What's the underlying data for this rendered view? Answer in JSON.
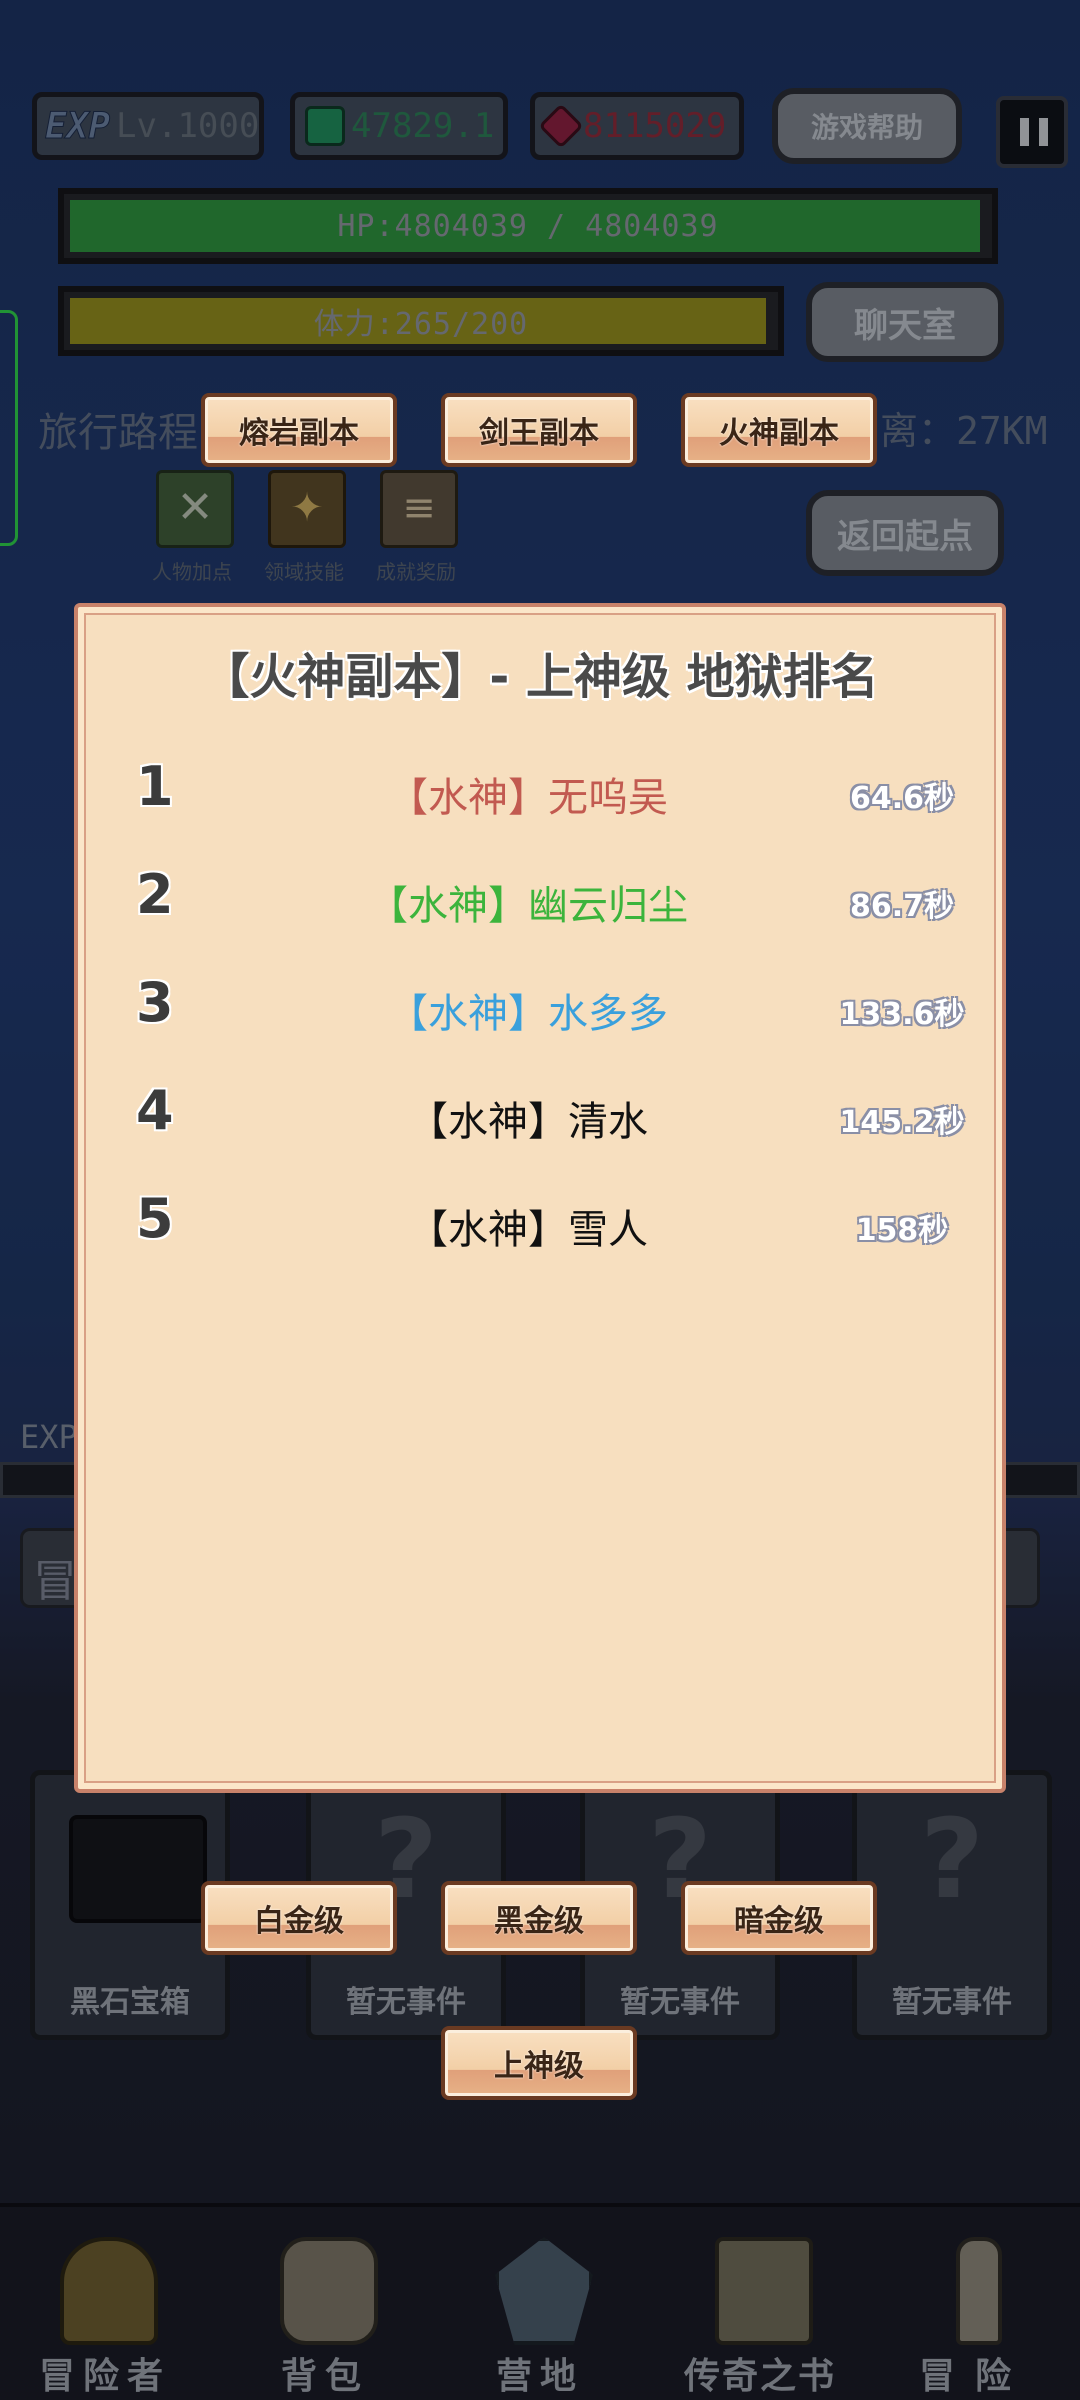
{
  "hud": {
    "exp_tag": "EXP",
    "level": "Lv.1000",
    "green_currency": "47829.1",
    "red_currency": "8115029",
    "help_button": "游戏帮助",
    "hp": "HP:4804039 / 4804039",
    "stamina": "体力:265/200",
    "chat_button": "聊天室",
    "travel_label": "旅行路程",
    "distance": "离：27KM",
    "return_button": "返回起点"
  },
  "skill_icons": [
    {
      "label": "人物加点",
      "icon": "crossed-swords-icon"
    },
    {
      "label": "领域技能",
      "icon": "skill-icon"
    },
    {
      "label": "成就奖励",
      "icon": "scroll-icon"
    }
  ],
  "dungeon_tabs": [
    "熔岩副本",
    "剑王副本",
    "火神副本"
  ],
  "ranking": {
    "title": "【火神副本】- 上神级 地狱排名",
    "entries": [
      {
        "rank": "1",
        "name": "【水神】无呜吴",
        "time": "64.6秒",
        "color": "#c25a50"
      },
      {
        "rank": "2",
        "name": "【水神】幽云归尘",
        "time": "86.7秒",
        "color": "#3cb43c"
      },
      {
        "rank": "3",
        "name": "【水神】水多多",
        "time": "133.6秒",
        "color": "#3aa0dc"
      },
      {
        "rank": "4",
        "name": "【水神】清水",
        "time": "145.2秒",
        "color": "#111111"
      },
      {
        "rank": "5",
        "name": "【水神】雪人",
        "time": "158秒",
        "color": "#111111"
      }
    ]
  },
  "tier_tabs": [
    "白金级",
    "黑金级",
    "暗金级",
    "上神级"
  ],
  "events": [
    "黑石宝箱",
    "暂无事件",
    "暂无事件",
    "暂无事件"
  ],
  "background_labels": {
    "exp": "EXP",
    "adventure": "冒"
  },
  "nav": [
    {
      "label": "冒险者",
      "icon": "helmet-icon"
    },
    {
      "label": "背包",
      "icon": "backpack-icon"
    },
    {
      "label": "营地",
      "icon": "camp-icon"
    },
    {
      "label": "传奇之书",
      "icon": "book-icon"
    },
    {
      "label": "冒险",
      "icon": "sword-icon"
    }
  ]
}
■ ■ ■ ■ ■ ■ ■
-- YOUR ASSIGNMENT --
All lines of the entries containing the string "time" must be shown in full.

-- SOLVED PROBLEM --
        "time": "64.6秒",
        "time": "86.7秒",
        "time": "133.6秒",
        "time": "145.2秒",
        "time": "158秒",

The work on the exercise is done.